Brands for slightly older (but still young teenage) girls with more hip factor: the Ed Hardy fragrance, which is apparently all the rage in 9th grade; the Ralphs (Hot, Rocks, Cool, take your pick); Chanel Chance Eau Fraiche, the J. Los. Full disclosure: I bought a bottle of J Lo Live and have decided the sweet vanilla-musk drydown, pretty and young as it is, reads as too sensual for my niece; I am giving it to my girls, who liked it a lot and in fact helped me choose it. Better that than giving them their own bottle of Addict, which they want but would probably kill me in the quantities they put on.
My personal favorite discovery of the day for me rather than my niece: the new Calvin Klein Secret Obsession. One whiff of the cigarette-tinged beard that is the 1985 original Obsession (and how could I have forgotten that?) reminded me how much popular conceptions of “sexy” have changed in the last two decades, and I cannot imagine that bitter and strange and twisted original topping the charts in this Age of Angel and Pink Sugar. Secret Obsession is a somewhat different proposition. Notes are plum, mace, rose, jasmine, orange flower, tuberose, cashmere woods, burnt amber, vanilla and sandalwood. So, while being considerably less pushy than Obsession, as you can see, it’s not a light fragrance, and I predict it will be irritating the fragrance-averse in a mall near you very soon. It’s got something akin to that cracked-out hairspray note of Rush, and a perfect balance of ambery sweetness and a slightly naughty cigarette-in-the-next-room spiciness. The longer I wore it the more I admired it; like Rush it is simultaneously comforting and profoundly strange and synthetic-smelling, all big hair and dance music. In the far drydown it reminds me a bit of Eau de Merveilles’ salted amber. I find Secret Obsession less engulfing than Rush — which on the wrong day is like squirting Aqua-Net up your nose — while retaining Rush’s sense of playfulness. Bottle’s fun too.

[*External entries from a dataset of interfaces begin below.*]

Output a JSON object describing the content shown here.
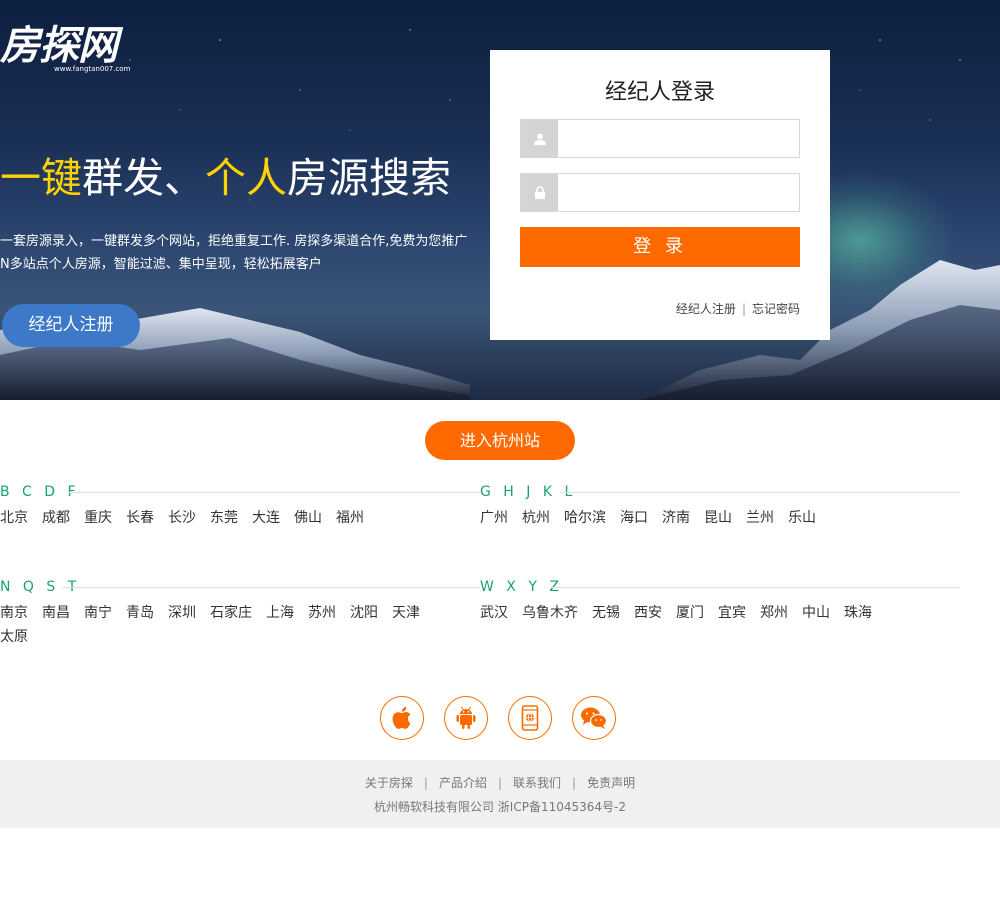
{
  "brand": {
    "logo_text": "房探网",
    "logo_url": "www.fangtan007.com"
  },
  "hero": {
    "slogan_hl1": "一键",
    "slogan_mid": "群发、",
    "slogan_hl2": "个人",
    "slogan_end": "房源搜索",
    "desc_line1": "一套房源录入，一键群发多个网站，拒绝重复工作. 房探多渠道合作,免费为您推广",
    "desc_line2": "N多站点个人房源，智能过滤、集中呈现，轻松拓展客户",
    "register_label": "经纪人注册"
  },
  "login": {
    "title": "经纪人登录",
    "username_value": "",
    "password_value": "",
    "submit_label": "登 录",
    "register_link": "经纪人注册",
    "separator": "|",
    "forgot_link": "忘记密码"
  },
  "enter_station_label": "进入杭州站",
  "city_groups": [
    {
      "letters": "B C D F",
      "cities": [
        "北京",
        "成都",
        "重庆",
        "长春",
        "长沙",
        "东莞",
        "大连",
        "佛山",
        "福州"
      ]
    },
    {
      "letters": "G H J K L",
      "cities": [
        "广州",
        "杭州",
        "哈尔滨",
        "海口",
        "济南",
        "昆山",
        "兰州",
        "乐山"
      ]
    },
    {
      "letters": "N Q S T",
      "cities": [
        "南京",
        "南昌",
        "南宁",
        "青岛",
        "深圳",
        "石家庄",
        "上海",
        "苏州",
        "沈阳",
        "天津",
        "太原"
      ]
    },
    {
      "letters": "W X Y Z",
      "cities": [
        "武汉",
        "乌鲁木齐",
        "无锡",
        "西安",
        "厦门",
        "宜宾",
        "郑州",
        "中山",
        "珠海"
      ]
    }
  ],
  "apps": [
    "apple-icon",
    "android-icon",
    "mobile-web-icon",
    "wechat-icon"
  ],
  "footer": {
    "links": [
      "关于房探",
      "产品介绍",
      "联系我们",
      "免责声明"
    ],
    "separator": "|",
    "copyright": "杭州畅软科技有限公司 浙ICP备11045364号-2"
  },
  "colors": {
    "accent": "#ff6a00",
    "letters": "#1aa36b",
    "highlight": "#ffd200",
    "register": "#3d79c8"
  }
}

PS A Question for Club Kids, Current and Former: In Denyse’s review of Rush, a commenter said Rush has the smell of amyl nitrites or “poppers,” of which Rush is a known brand. This was news to us, and of interest given the fragrance’s peculiar synthetic vibe (and the hunch that Tom Ford would know what poppers smell like). Chandler Burr made a similar comment about the smell of poppers in the new Dianne Brill fragrance, which would make sense as Brill was an 80s club queen. The wiki article was somewhat informative (apparently the larger drug class is alkyl nitrites) but nowhere is the smell discussed. Do they all smell the same? Are poppers “scented,” like room spray? What do they smell like? Anyone care to share any light on the topic, please do so in the comments and no, not gonna call your mommy and tell on you. BTW clarifying — I am not suggesting that these fragrances contain poppers, and won’t be shooting them up my nose to test that theory, as I am sure they don’t; I am merely curious as to whether there is a recognizable “popper” smell in either, and wondering how you’d go about recreating that for a fragrance. Same way they fake everything else, I suppose.